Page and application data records

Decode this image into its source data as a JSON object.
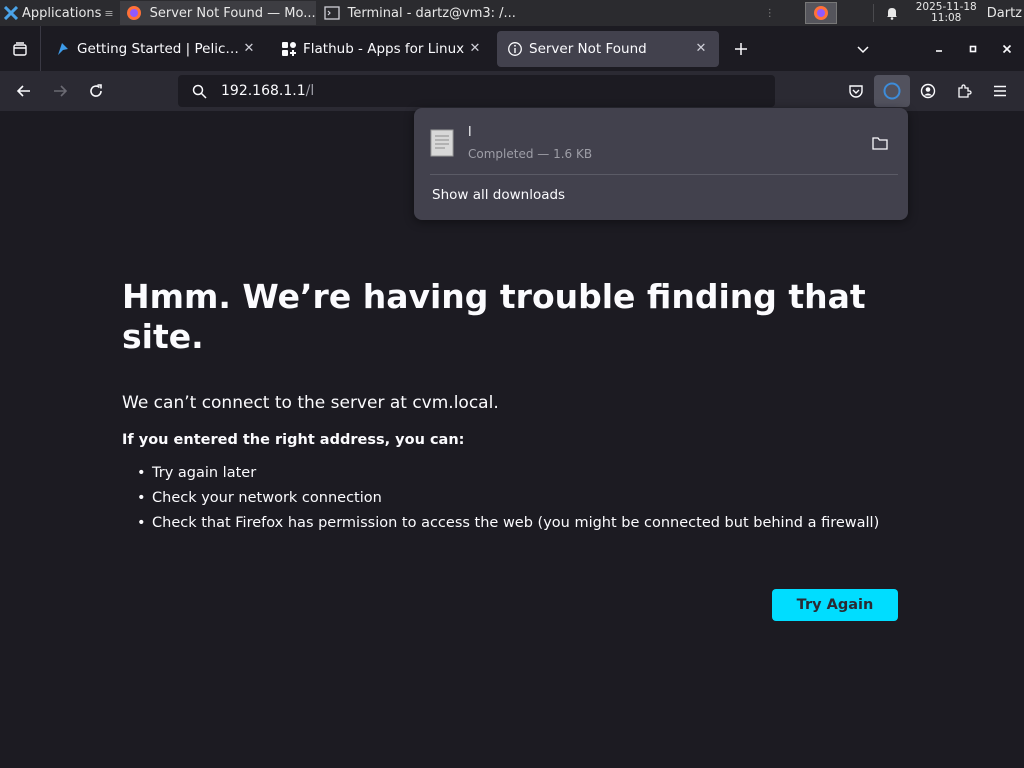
{
  "panel": {
    "apps_label": "Applications",
    "tasks": [
      {
        "title": "Server Not Found — Mo...",
        "icon": "firefox-icon"
      },
      {
        "title": "Terminal - dartz@vm3: /...",
        "icon": "terminal-icon"
      }
    ],
    "clock_date": "2025-11-18",
    "clock_time": "11:08",
    "user": "Dartz"
  },
  "tabs": [
    {
      "title": "Getting Started | Pelican",
      "icon": "pelican-icon"
    },
    {
      "title": "Flathub - Apps for Linux",
      "icon": "flathub-icon"
    },
    {
      "title": "Server Not Found",
      "icon": "info-icon",
      "selected": true
    }
  ],
  "url": {
    "host": "192.168.1.1",
    "path": "/l"
  },
  "downloads": {
    "file_name": "l",
    "status": "Completed — 1.6 KB",
    "show_all": "Show all downloads"
  },
  "error": {
    "title": "Hmm. We’re having trouble finding that site.",
    "intro": "We can’t connect to the server at cvm.local.",
    "advice_heading": "If you entered the right address, you can:",
    "suggestions": [
      "Try again later",
      "Check your network connection",
      "Check that Firefox has permission to access the web (you might be connected but behind a firewall)"
    ],
    "try_again_label": "Try Again"
  },
  "colors": {
    "accent": "#00ddff",
    "background": "#1c1b22",
    "toolbar": "#2b2a33"
  }
}
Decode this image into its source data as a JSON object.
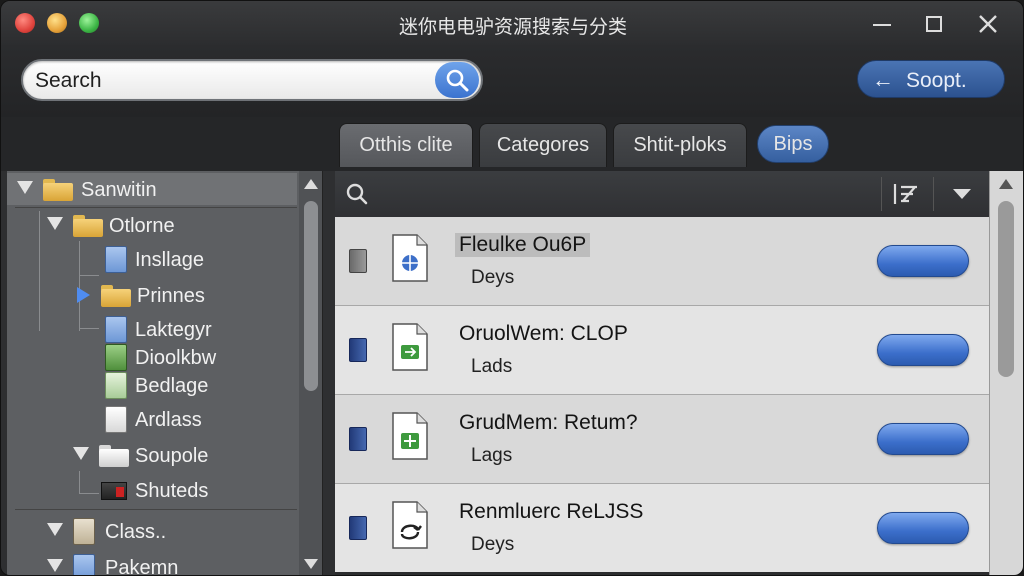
{
  "window": {
    "title": "迷你电电驴资源搜索与分类"
  },
  "toolbar": {
    "search_placeholder": "Search",
    "back_label": "Soopt.",
    "back_arrow": "←"
  },
  "tabs": [
    {
      "label": "Otthis clite",
      "active": true
    },
    {
      "label": "Categores",
      "active": false
    },
    {
      "label": "Shtit-ploks",
      "active": false
    },
    {
      "label": "Bips",
      "active": false
    }
  ],
  "sidebar": {
    "items": [
      {
        "label": "Sanwitin",
        "icon": "folder-icon",
        "expanded": true
      },
      {
        "label": "Otlorne",
        "icon": "folder-icon",
        "expanded": true
      },
      {
        "label": "Insllage",
        "icon": "document-icon"
      },
      {
        "label": "Prinnes",
        "icon": "folder-icon",
        "expanded": false
      },
      {
        "label": "Laktegyr",
        "icon": "document-icon"
      },
      {
        "label": "Dioolkbw",
        "icon": "document-icon"
      },
      {
        "label": "Bedlage",
        "icon": "document-icon"
      },
      {
        "label": "Ardlass",
        "icon": "document-icon"
      },
      {
        "label": "Soupole",
        "icon": "folder-icon",
        "expanded": true
      },
      {
        "label": "Shuteds",
        "icon": "media-icon"
      },
      {
        "label": "Class..",
        "icon": "stack-icon",
        "expanded": true
      },
      {
        "label": "Pakemn",
        "icon": "document-icon",
        "expanded": true
      }
    ]
  },
  "results": [
    {
      "name": "Fleulke Ou6P",
      "sub": "Deys",
      "icon": "globe-file-icon"
    },
    {
      "name": "OruolWem: CLOP",
      "sub": "Lads",
      "icon": "add-file-icon"
    },
    {
      "name": "GrudMem: Retum?",
      "sub": "Lags",
      "icon": "plus-file-icon"
    },
    {
      "name": "Renmluerc ReLJSS",
      "sub": "Deys",
      "icon": "refresh-file-icon"
    }
  ],
  "colors": {
    "accent": "#3b73cf",
    "sidebar_bg": "#5d5f62",
    "folder": "#e7b84a"
  }
}
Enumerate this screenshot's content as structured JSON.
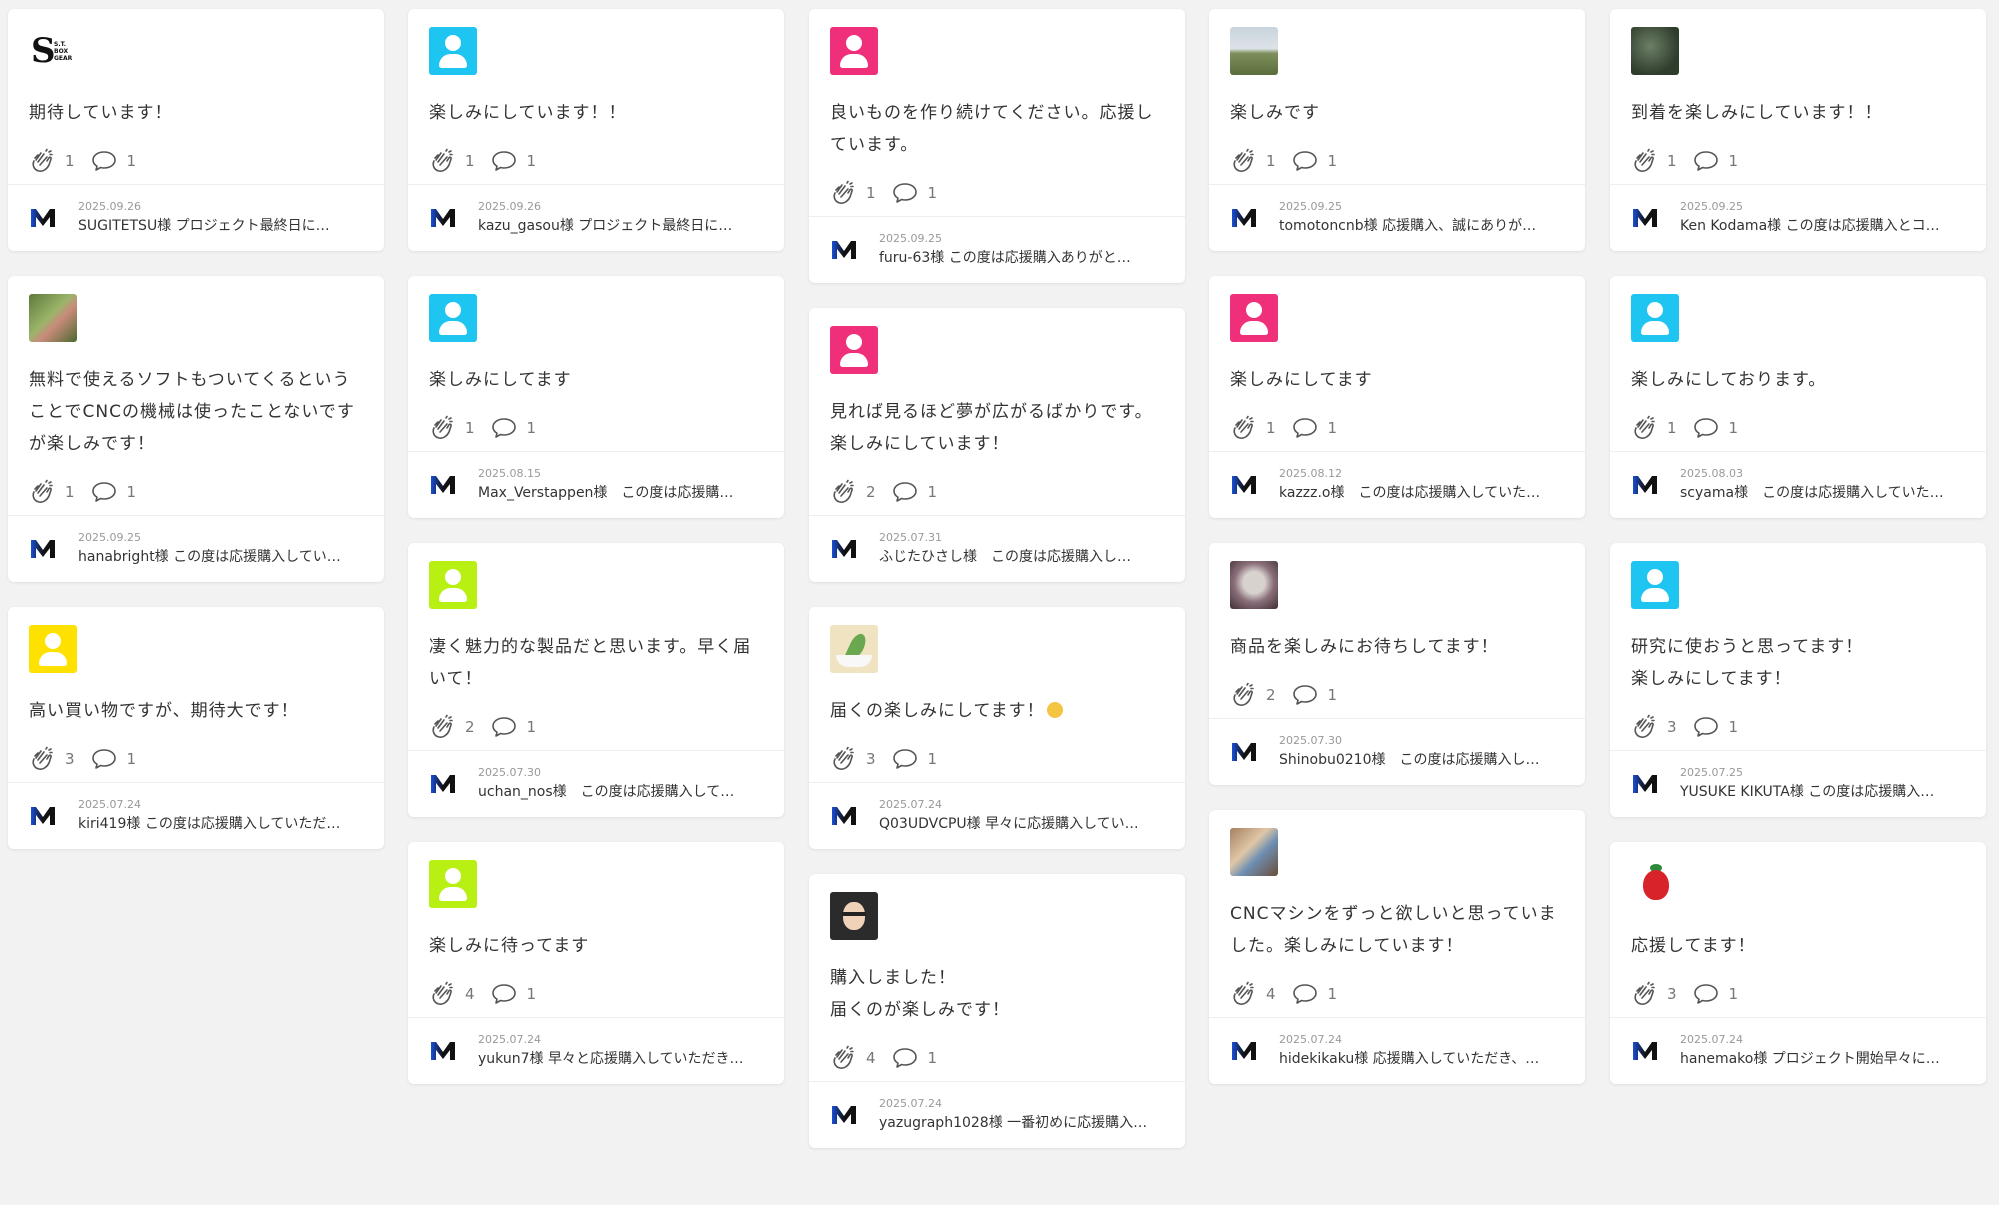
{
  "columns": [
    [
      {
        "avatar": {
          "type": "logo",
          "logo_text": "S.T. BOX GEAR"
        },
        "text": "期待しています！",
        "claps": "1",
        "comments": "1",
        "reply_date": "2025.09.26",
        "reply": "SUGITETSU様 プロジェクト最終日に…"
      },
      {
        "avatar": {
          "type": "photo-green"
        },
        "text": "無料で使えるソフトもついてくるということでCNCの機械は使ったことないですが楽しみです！",
        "claps": "1",
        "comments": "1",
        "reply_date": "2025.09.25",
        "reply": "hanabright様 この度は応援購入してい…"
      },
      {
        "avatar": {
          "type": "default",
          "color": "#ffe100"
        },
        "text": "高い買い物ですが、期待大です！",
        "claps": "3",
        "comments": "1",
        "reply_date": "2025.07.24",
        "reply": "kiri419様 この度は応援購入していただ…"
      }
    ],
    [
      {
        "avatar": {
          "type": "default",
          "color": "#1ec5f0"
        },
        "text": "楽しみにしています！！",
        "claps": "1",
        "comments": "1",
        "reply_date": "2025.09.26",
        "reply": "kazu_gasou様 プロジェクト最終日に…"
      },
      {
        "avatar": {
          "type": "default",
          "color": "#1ec5f0"
        },
        "text": "楽しみにしてます",
        "claps": "1",
        "comments": "1",
        "reply_date": "2025.08.15",
        "reply": "Max_Verstappen様　この度は応援購…"
      },
      {
        "avatar": {
          "type": "default",
          "color": "#b8f014"
        },
        "text": "凄く魅力的な製品だと思います。早く届いて！",
        "claps": "2",
        "comments": "1",
        "reply_date": "2025.07.30",
        "reply": "uchan_nos様　この度は応援購入して…"
      },
      {
        "avatar": {
          "type": "default",
          "color": "#b8f014"
        },
        "text": "楽しみに待ってます",
        "claps": "4",
        "comments": "1",
        "reply_date": "2025.07.24",
        "reply": "yukun7様 早々と応援購入していただき…"
      }
    ],
    [
      {
        "avatar": {
          "type": "default",
          "color": "#f02f7a"
        },
        "text": "良いものを作り続けてください。応援しています。",
        "claps": "1",
        "comments": "1",
        "reply_date": "2025.09.25",
        "reply": "furu-63様 この度は応援購入ありがと…"
      },
      {
        "avatar": {
          "type": "default",
          "color": "#f02f7a"
        },
        "text": "見れば見るほど夢が広がるばかりです。\n楽しみにしています！",
        "claps": "2",
        "comments": "1",
        "reply_date": "2025.07.31",
        "reply": "ふじたひさし様　この度は応援購入し…"
      },
      {
        "avatar": {
          "type": "illust-leaf"
        },
        "text": "届くの楽しみにしてます！",
        "emoji": true,
        "claps": "3",
        "comments": "1",
        "reply_date": "2025.07.24",
        "reply": "Q03UDVCPU様 早々に応援購入してい…"
      },
      {
        "avatar": {
          "type": "illust-face"
        },
        "text": "購入しました！\n届くのが楽しみです！",
        "claps": "4",
        "comments": "1",
        "reply_date": "2025.07.24",
        "reply": "yazugraph1028様 一番初めに応援購入…"
      }
    ],
    [
      {
        "avatar": {
          "type": "photo-field"
        },
        "text": "楽しみです",
        "claps": "1",
        "comments": "1",
        "reply_date": "2025.09.25",
        "reply": "tomotoncnb様 応援購入、誠にありが…"
      },
      {
        "avatar": {
          "type": "default",
          "color": "#f02f7a"
        },
        "text": "楽しみにしてます",
        "claps": "1",
        "comments": "1",
        "reply_date": "2025.08.12",
        "reply": "kazzz.o様　この度は応援購入していた…"
      },
      {
        "avatar": {
          "type": "photo-cat"
        },
        "text": "商品を楽しみにお待ちしてます！",
        "claps": "2",
        "comments": "1",
        "reply_date": "2025.07.30",
        "reply": "Shinobu0210様　この度は応援購入し…"
      },
      {
        "avatar": {
          "type": "photo-people"
        },
        "text": "CNCマシンをずっと欲しいと思っていました。楽しみにしています！",
        "claps": "4",
        "comments": "1",
        "reply_date": "2025.07.24",
        "reply": "hidekikaku様 応援購入していただき、…"
      }
    ],
    [
      {
        "avatar": {
          "type": "photo-tree"
        },
        "text": "到着を楽しみにしています！！",
        "claps": "1",
        "comments": "1",
        "reply_date": "2025.09.25",
        "reply": "Ken Kodama様 この度は応援購入とコ…"
      },
      {
        "avatar": {
          "type": "default",
          "color": "#1ec5f0"
        },
        "text": "楽しみにしております。",
        "claps": "1",
        "comments": "1",
        "reply_date": "2025.08.03",
        "reply": "scyama様　この度は応援購入していた…"
      },
      {
        "avatar": {
          "type": "default",
          "color": "#1ec5f0"
        },
        "text": "研究に使おうと思ってます！\n楽しみにしてます！",
        "claps": "3",
        "comments": "1",
        "reply_date": "2025.07.25",
        "reply": "YUSUKE KIKUTA様 この度は応援購入…"
      },
      {
        "avatar": {
          "type": "tomato"
        },
        "text": "応援してます！",
        "claps": "3",
        "comments": "1",
        "reply_date": "2025.07.24",
        "reply": "hanemako様 プロジェクト開始早々に…"
      }
    ]
  ],
  "icons": {
    "clap": "clap-icon",
    "comment": "comment-bubble-icon",
    "reply_logo": "m-logo-icon"
  },
  "colors": {
    "cyan": "#1ec5f0",
    "pink": "#f02f7a",
    "lime": "#b8f014",
    "yellow": "#ffe100"
  }
}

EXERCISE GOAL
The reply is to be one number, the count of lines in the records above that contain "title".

RESULT OF THE EXERCISE
7